Adirondack destination towns like Schroon have a bright future using social and online media -- as people turn to their smart phones to get information and make decisions on where to travel, sleep and eat, based on what they read.
That was one of the key themes in a speech given by James McKenna, the chief executive officer of the Regional Office of Sustainable Tourism (ROOST) on ways destination marketing can draw visitors and tourism to drive demand to communities, making those towns better for full time residents. And he gave Schroon Lake a special shout out at succeeding on the latter.
McKenna was talking at the ROOST Annual Meeting and Winter Social held at the Whiteface Lodge Clubhouse last Monday evening. The Schroon Chamber of Commerce is a member of ROOST, a private, not-for-profit marketing outfit, responsible for the promotion of Essex County as a tourism destination through traditional marketing efforts, communication, and quality destination development.
“It's no secret that the days of 1-800 calls and brochures are starting to be less and less valuable. People want instant information and they want it right away and they want to look at other people’s experiences before making their decision to travel,” McKenna told the audience on the topic of tourism marketing.
He said potential visitors to the Adirondacks -- and there are 85 million people within a six hour drive -- look at other peoples’ experiences while they are making their own decisions.
“The global marketing power lies in everyone’s pockets. (referring to smart phones) That’s not an exaggeration.
“People are making decisions based on online experience based primarily on social media. It’s growing at a rapid rate and it’s going to continue. Traditional advertising has changed. It’s not that it doesn’t work, it’s just there are other ways to do it.”
McKenna said if ROOST had a billion dollar marketing budget the Adirondacks might be advertised on TV in big metropolitan markets. Instead, ROOST wants fans of the Adirondacks to act as evangelists.
“So what we have to do is try to work the successful customers we have and make them advocates for our products and social (media) gives us that ability to do that”.
McKenna started his presentation by saying that hiking and “R&R” are the two of the biggest draws to the Adirondacks.
And when those visitors get to the Adirondacks what needs to be in place is a “critical mass of businesses that are necessary for visitors to have a good time.
“That's lodging, retail and restaurants and that’ s the area you are gonna see organizations like ours focus on more and more.
“Successful tourism today is not about marketing -- marketing is almost done by the individual now in many cases -- it's really about a mixture of marketing and destination management. The reputation of your destination is what's gonna drive your future visitors”.
“You can't have marketing if there is nothing there for people to spend their money on. The reality is that the destination experience through social (media) and everything else is gonna drive your new visitors.

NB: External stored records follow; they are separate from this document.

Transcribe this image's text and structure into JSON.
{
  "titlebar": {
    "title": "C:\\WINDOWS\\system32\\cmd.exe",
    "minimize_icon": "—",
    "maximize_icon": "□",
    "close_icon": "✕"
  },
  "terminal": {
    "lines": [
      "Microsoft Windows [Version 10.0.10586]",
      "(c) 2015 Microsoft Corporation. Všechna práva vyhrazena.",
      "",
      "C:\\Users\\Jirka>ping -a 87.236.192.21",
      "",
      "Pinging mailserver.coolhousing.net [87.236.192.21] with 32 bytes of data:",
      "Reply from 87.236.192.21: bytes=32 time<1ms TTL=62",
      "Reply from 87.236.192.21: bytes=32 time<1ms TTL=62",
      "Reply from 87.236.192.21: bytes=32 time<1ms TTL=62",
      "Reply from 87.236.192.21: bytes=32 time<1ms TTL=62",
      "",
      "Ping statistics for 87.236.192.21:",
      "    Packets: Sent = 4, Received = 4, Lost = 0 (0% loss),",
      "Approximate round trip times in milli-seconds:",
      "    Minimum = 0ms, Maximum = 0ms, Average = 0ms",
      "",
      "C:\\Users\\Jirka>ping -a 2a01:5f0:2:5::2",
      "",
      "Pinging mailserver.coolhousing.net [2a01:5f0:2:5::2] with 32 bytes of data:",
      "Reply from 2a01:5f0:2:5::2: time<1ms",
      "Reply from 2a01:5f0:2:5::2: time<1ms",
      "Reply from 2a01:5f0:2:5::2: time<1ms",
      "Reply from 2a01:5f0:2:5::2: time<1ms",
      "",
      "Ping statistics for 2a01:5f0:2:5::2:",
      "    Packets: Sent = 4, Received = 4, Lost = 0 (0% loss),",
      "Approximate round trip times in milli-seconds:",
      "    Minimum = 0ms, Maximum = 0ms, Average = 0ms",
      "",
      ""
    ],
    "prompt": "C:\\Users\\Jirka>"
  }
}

McKenna said for “successful tourism“, it has to work for both visitors and residents.
“You need businesses, you need hubs. Tourism must work for residents. Tourism is done in our region for the benefit of the communities, number one , number two it’s for the visitor experience, but if we don't gain economically from it, and make our quality of life better for residents, there is really no reason to do it, so what you have to understand is we do it for residents first”.
“What we found in some of these communities we worked in, and maybe Schroon Lake is a great example, is that the facilities that residents need are the same facilities that visitors need”.
In contrast McKenna used the example of the town of Newcomb, where Governor Cuomo recently said the state was going to buy new fixed prime property for the economic benefit for the regions around it.
“Well, we could bring 1,000 people there to Newcomb, but there's no economic gain right now because there are no business there right now to spend money on. The residents have to drive to Glens Falls for groceries, there's no pharmacy there, so what we are saying is you can utilize tourism in the best manor, but if you use it as a driver to drive demand to communities -- so residents can have facilities -- that's really the cycle we are talking about more and more. Successful tourism is sustainable tourism for the benefit of the community.
Schroon Laker later asked McKenna to expand on why Schroon Lake is a good example of a town where facilities benefit both residents and tourists.
He said that visitors can help Main Street Schroon have new (and current) restaurants open all year long, more retail and more cultural activities.
“The population (year round 1800) isn’t large enough to drive that activity, so what you’ve got to do is use tourism (20,000 plus summer residents) as a means to drive the demand, so those business will be successful. That’s what we are talking about.
“I think Schroon Lake is in a good position right now with what’s going on in the Woods Inn, (The Inn on Schroon Lake) and what’s potentially going on with the other property (A motel development backed by a group of local investors which would be visible from the Northway)
“Rooms are the backbone of turning that around. Schroon Lake is also fortunate to have Word Of Life that drives some (visitors), but to get that Main Street hopping on a year round basis you need more businesses. For them to survive you need more visitors, once that happens the residents can also enjoy those businesses”.
McKenna said Schroon Lake was blessed with an amazing array of activities, singling out the music and arts scene and giving a special mention to the Seagle Music Colony.
“Oh my God, that’s a cool asset so that’s another thing that goes along with it (successful tourism).